▶ **ASSIGNMENT**:
Your answer needs to include each line of the records in which the string "JSON" can be found.

═══ RECORDED DATA ═══

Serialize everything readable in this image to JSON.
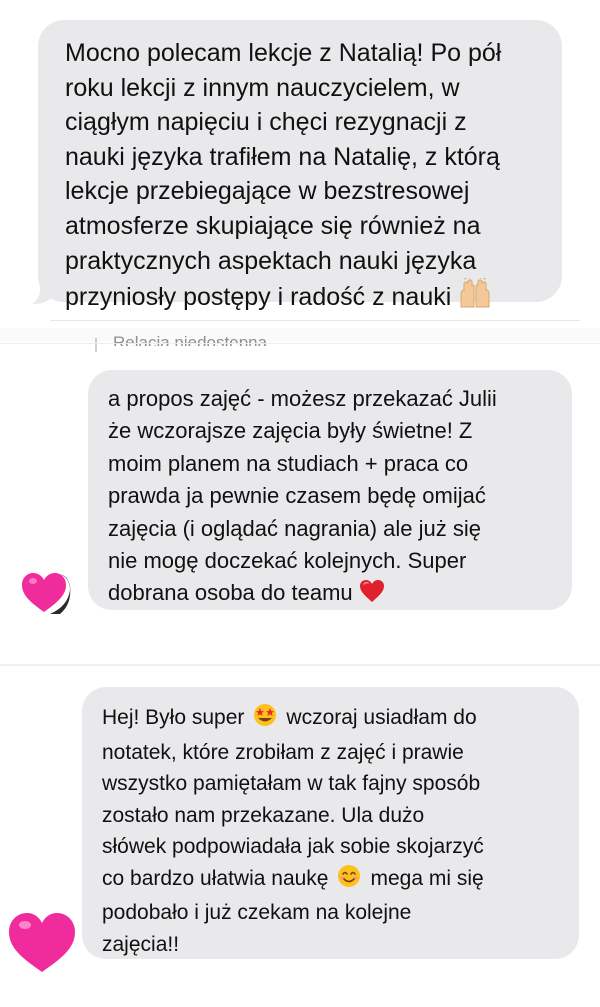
{
  "messages": [
    {
      "lines": [
        "Mocno polecam lekcje z Natalią! Po pół",
        "roku lekcji z innym nauczycielem, w",
        "ciągłym napięciu i chęci rezygnacji z",
        "nauki języka trafiłem na Natalię, z którą",
        "lekcje przebiegające w bezstresowej",
        "atmosferze skupiające się również na",
        "praktycznych aspektach nauki języka",
        "przyniosły postępy i radość z nauki"
      ],
      "emoji": "raising-hands"
    },
    {
      "status": "Relacja niedostępna",
      "lines": [
        "a propos zajęć - możesz przekazać Julii",
        "że wczorajsze zajęcia były świetne! Z",
        "moim planem na studiach + praca co",
        "prawda ja pewnie czasem będę omijać",
        "zajęcia (i oglądać nagrania) ale już się",
        "nie mogę doczekać kolejnych. Super",
        "dobrana osoba do teamu"
      ],
      "emoji": "red-heart",
      "avatar": "pink-heart-avatar"
    },
    {
      "segments": {
        "l1a": "Hej! Było super",
        "l1b": "wczoraj usiadłam do",
        "l2": "notatek, które zrobiłam z zajęć i prawie",
        "l3": "wszystko pamiętałam w tak fajny sposób",
        "l4": "zostało nam przekazane. Ula dużo",
        "l5": "słówek podpowiadała jak sobie skojarzyć",
        "l6a": "co bardzo ułatwia naukę",
        "l7": "mega mi się",
        "l8": "podobało i już czekam na kolejne",
        "l9": "zajęcia!!"
      },
      "emojis": [
        "star-struck-face",
        "smiling-face"
      ],
      "avatar": "pink-heart-avatar"
    }
  ],
  "colors": {
    "bubble": "#e9e9eb",
    "text": "#111111",
    "heart_pink": "#f02c9c",
    "heart_red": "#e0202e"
  }
}
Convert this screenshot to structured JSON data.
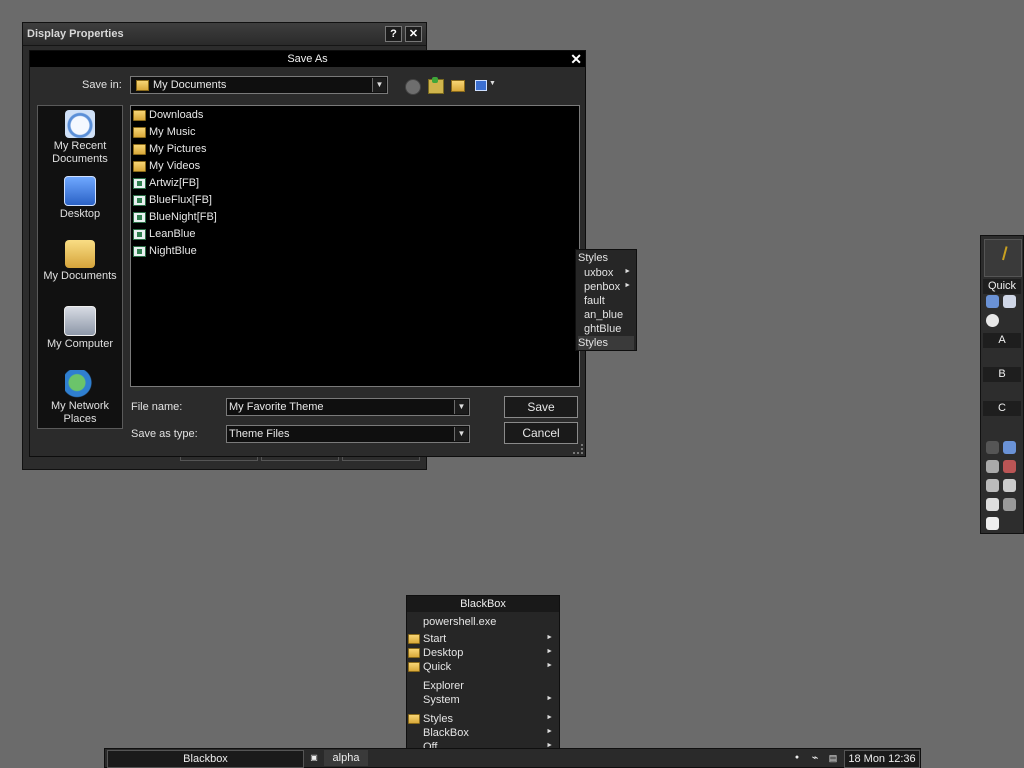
{
  "display_properties": {
    "title": "Display Properties",
    "help_glyph": "?",
    "close_glyph": "✕"
  },
  "save_as": {
    "title": "Save As",
    "close_glyph": "✕",
    "save_in_label": "Save in:",
    "save_in_value": "My Documents",
    "places": [
      "My Recent Documents",
      "Desktop",
      "My Documents",
      "My Computer",
      "My Network Places"
    ],
    "files": [
      {
        "name": "Downloads",
        "kind": "folder"
      },
      {
        "name": "My Music",
        "kind": "folder"
      },
      {
        "name": "My Pictures",
        "kind": "folder"
      },
      {
        "name": "My Videos",
        "kind": "folder"
      },
      {
        "name": "Artwiz[FB]",
        "kind": "theme"
      },
      {
        "name": "BlueFlux[FB]",
        "kind": "theme"
      },
      {
        "name": "BlueNight[FB]",
        "kind": "theme"
      },
      {
        "name": "LeanBlue",
        "kind": "theme"
      },
      {
        "name": "NightBlue",
        "kind": "theme"
      }
    ],
    "file_name_label": "File name:",
    "file_name_value": "My Favorite Theme",
    "save_as_type_label": "Save as type:",
    "save_as_type_value": "Theme Files",
    "save_button": "Save",
    "cancel_button": "Cancel"
  },
  "styles_menu": {
    "title": "Styles",
    "items": [
      "uxbox",
      "penbox",
      "fault",
      "an_blue",
      "ghtBlue",
      "Styles"
    ]
  },
  "slit": {
    "quick_label": "Quick",
    "labels": [
      "A",
      "B",
      "C"
    ]
  },
  "blackbox_menu": {
    "title": "BlackBox",
    "command": "powershell.exe",
    "items": [
      "Start",
      "Desktop",
      "Quick",
      "Explorer",
      "System",
      "Styles",
      "BlackBox",
      "Off"
    ]
  },
  "taskbar": {
    "workspace": "Blackbox",
    "task": "alpha",
    "clock": "18 Mon 12:36"
  },
  "colors": {
    "desktop": "#6b6b6b",
    "window": "#2b2b2b",
    "titlebar": "#000000"
  }
}
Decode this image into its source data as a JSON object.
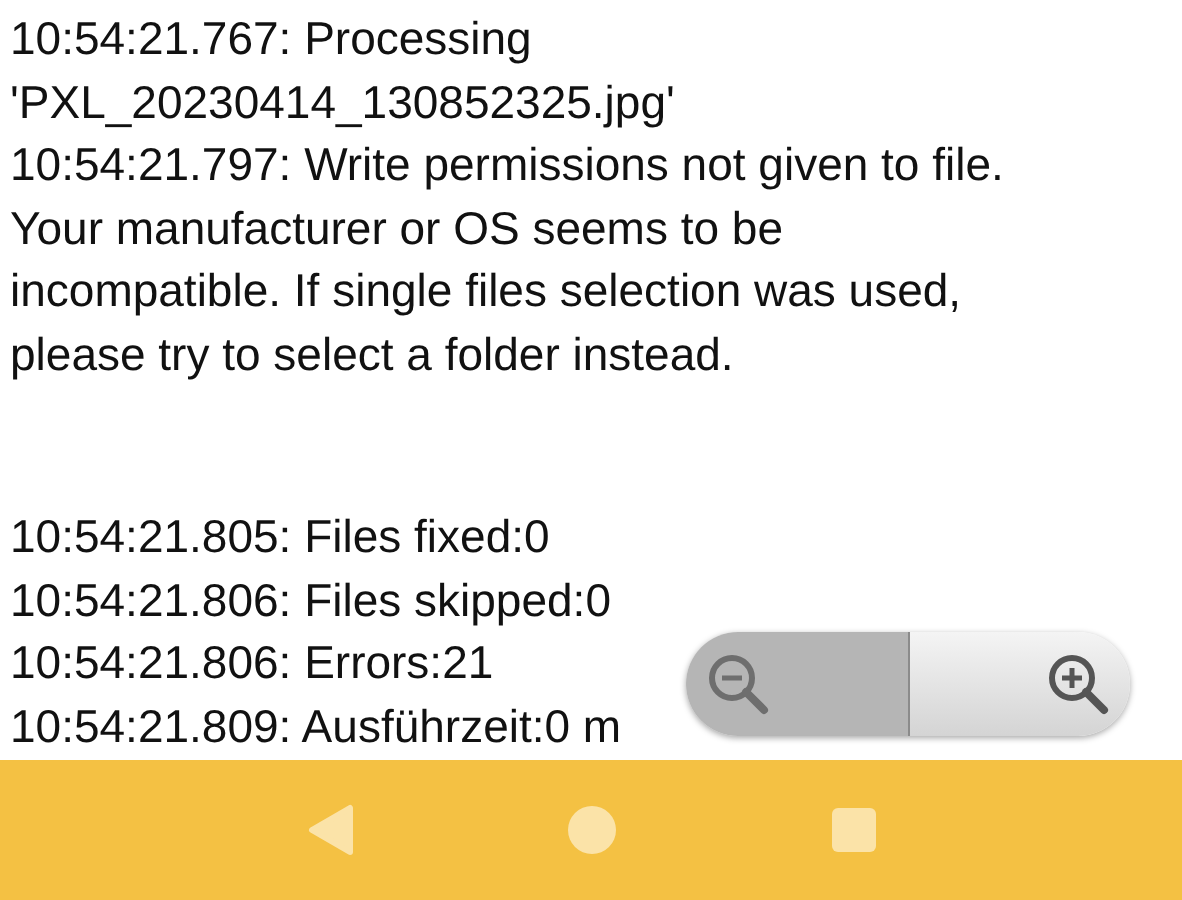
{
  "log": [
    {
      "lines": [
        "10:54:21.767: Processing",
        "'PXL_20230414_130852325.jpg'"
      ]
    },
    {
      "lines": [
        "10:54:21.797: Write permissions not given to file.",
        "Your manufacturer or OS seems to be",
        "incompatible. If single files selection was used,",
        "please try to select a folder instead."
      ]
    }
  ],
  "summary": [
    "10:54:21.805: Files fixed:0",
    "10:54:21.806: Files skipped:0",
    "10:54:21.806: Errors:21",
    "10:54:21.809: Ausführzeit:0 m"
  ],
  "zoom_control": {
    "zoom_out_disabled": true
  }
}
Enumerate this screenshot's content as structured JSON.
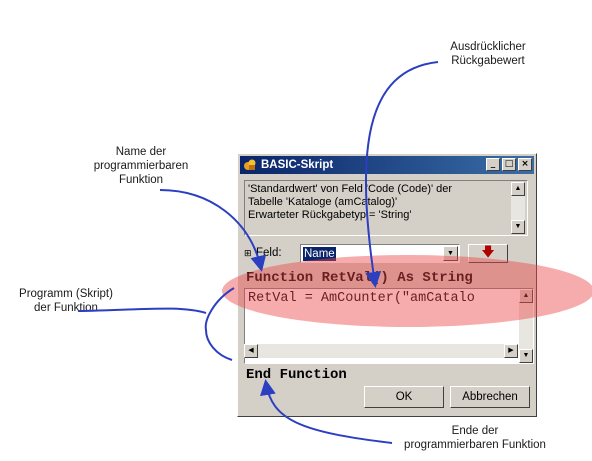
{
  "annotations": {
    "return_value": [
      "Ausdrücklicher",
      "Rückgabewert"
    ],
    "function_name": [
      "Name der",
      "programmierbaren",
      "Funktion"
    ],
    "program": [
      "Programm (Skript)",
      "der Funktion"
    ],
    "end": [
      "Ende der",
      "programmierbaren Funktion"
    ]
  },
  "dialog": {
    "title": "BASIC-Skript",
    "title_buttons": [
      "_",
      "□",
      "×"
    ],
    "description_lines": [
      "'Standardwert' von Feld 'Code (Code)' der",
      "Tabelle 'Kataloge (amCatalog)'",
      "Erwarteter Rückgabetyp = 'String'"
    ],
    "field_label": "Feld:",
    "field_value": "Name",
    "function_header": "Function RetVal() As String",
    "script_line": "RetVal = AmCounter(\"amCatalo",
    "function_end": "End Function",
    "ok_label": "OK",
    "cancel_label": "Abbrechen"
  },
  "colors": {
    "title_start": "#0a246a",
    "title_end": "#3a6ea5",
    "dialog_bg": "#d4d0c8",
    "highlight": "#eb4646",
    "arrow": "#2b3fc0",
    "down_arrow": "#b00000"
  },
  "icons": {
    "title": "basic-script-icon",
    "field": "field-tree-icon",
    "insert": "insert-arrow-down-icon"
  }
}
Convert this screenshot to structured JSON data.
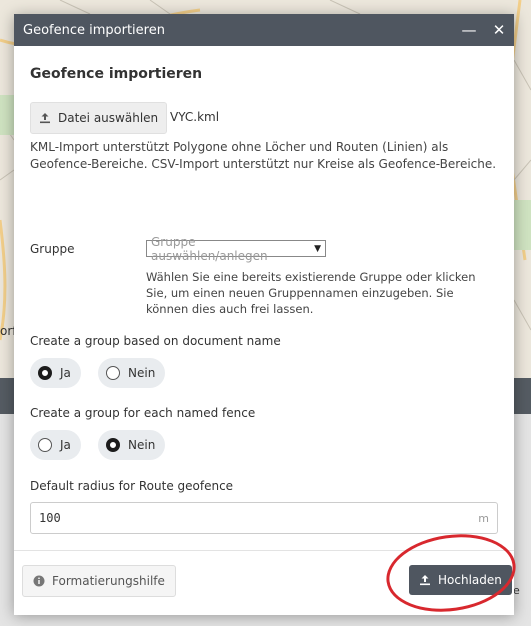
{
  "modal": {
    "window_title": "Geofence importieren",
    "minimize_icon": "minimize-icon",
    "close_icon": "close-icon",
    "heading": "Geofence importieren",
    "file": {
      "button_label": "Datei auswählen",
      "button_icon": "upload-icon",
      "file_name": "VYC.kml"
    },
    "info": "KML-Import unterstützt Polygone ohne Löcher und Routen (Linien) als Geofence-Bereiche. CSV-Import unterstützt nur Kreise als Geofence-Bereiche.",
    "group": {
      "label": "Gruppe",
      "select_placeholder": "Gruppe auswählen/anlegen",
      "help": "Wählen Sie eine bereits existierende Gruppe oder klicken Sie, um einen neuen Gruppennamen einzugeben. Sie können dies auch frei lassen."
    },
    "doc_group": {
      "label": "Create a group based on document name",
      "options": [
        {
          "label": "Ja",
          "checked": true
        },
        {
          "label": "Nein",
          "checked": false
        }
      ]
    },
    "fence_group": {
      "label": "Create a group for each named fence",
      "options": [
        {
          "label": "Ja",
          "checked": false
        },
        {
          "label": "Nein",
          "checked": true
        }
      ]
    },
    "radius": {
      "label": "Default radius for Route geofence",
      "value": "100",
      "unit": "m"
    },
    "footer": {
      "help_label": "Formatierungshilfe",
      "help_icon": "info-icon",
      "upload_label": "Hochladen",
      "upload_icon": "upload-icon"
    }
  },
  "background": {
    "map_label_left": "orf",
    "edge_text": "e"
  },
  "colors": {
    "header_bg": "#4f5660",
    "highlight_ring": "#d8282e",
    "primary_button": "#4f5660"
  }
}
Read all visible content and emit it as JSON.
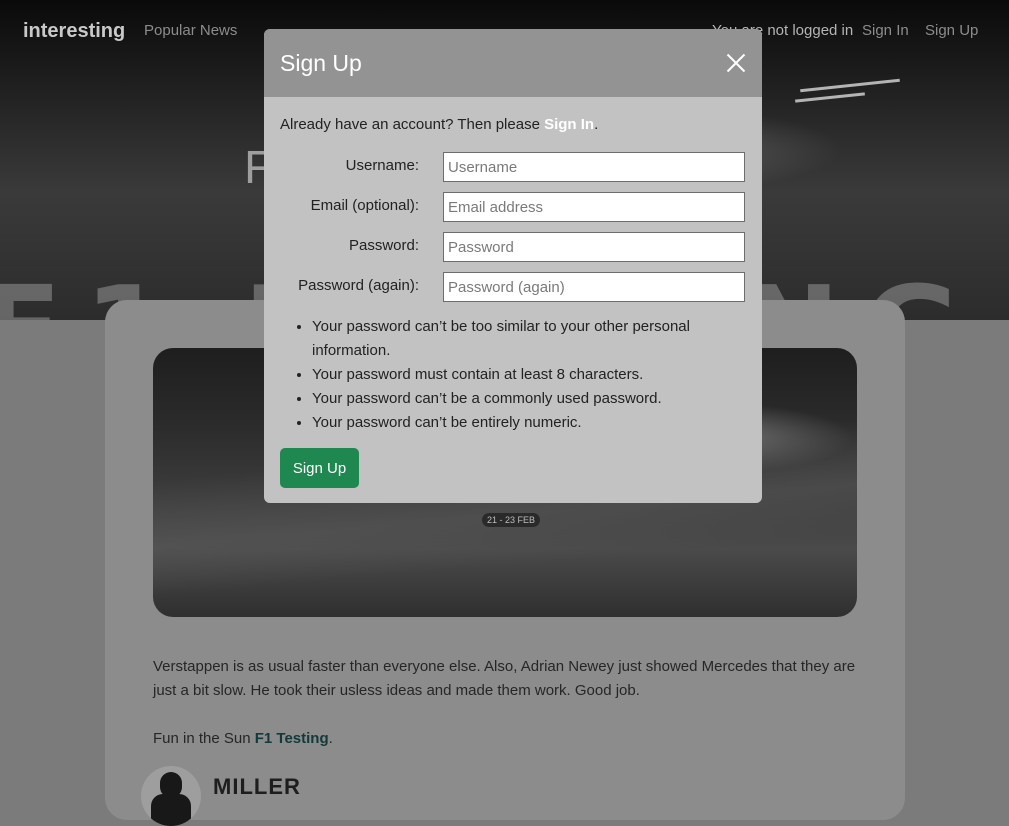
{
  "navbar": {
    "brand": "interesting",
    "popular_news": "Popular News",
    "login_status": "You are not logged in",
    "sign_in": "Sign In",
    "sign_up": "Sign Up"
  },
  "article": {
    "title": "F1 Testing is underway!!!!",
    "image_date": "21 - 23 FEB",
    "paragraph": "Verstappen is as usual faster than everyone else. Also, Adrian Newey just showed Mercedes that they are just a bit slow. He took their usless ideas and made them work. Good job.",
    "fun_prefix": "Fun in the Sun ",
    "fun_link": "F1 Testing",
    "fun_suffix": ".",
    "author_name": "MILLER"
  },
  "modal": {
    "title": "Sign Up",
    "intro_prefix": "Already have an account? Then please ",
    "intro_link": "Sign In",
    "intro_suffix": ".",
    "fields": {
      "username": {
        "label": "Username:",
        "placeholder": "Username"
      },
      "email": {
        "label": "Email (optional):",
        "placeholder": "Email address"
      },
      "password": {
        "label": "Password:",
        "placeholder": "Password"
      },
      "password_again": {
        "label": "Password (again):",
        "placeholder": "Password (again)"
      }
    },
    "rules": [
      "Your password can’t be too similar to your other personal information.",
      "Your password must contain at least 8 characters.",
      "Your password can’t be a commonly used password.",
      "Your password can’t be entirely numeric."
    ],
    "submit_label": "Sign Up"
  },
  "icons": {
    "close": "close-icon"
  },
  "colors": {
    "primary_button": "#1f8750",
    "modal_header": "#939393",
    "modal_body": "#c2c2c2"
  }
}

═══

▶ **SOLUTION TO THIS TASK**:
Serialize everything readable in this image to JSON.
Convert this screenshot to structured JSON data.
Decode this image into its source data as a JSON object.
Enumerate this screenshot's content as structured JSON.
Convert this screenshot to structured JSON data.
Read all visible content and emit it as JSON.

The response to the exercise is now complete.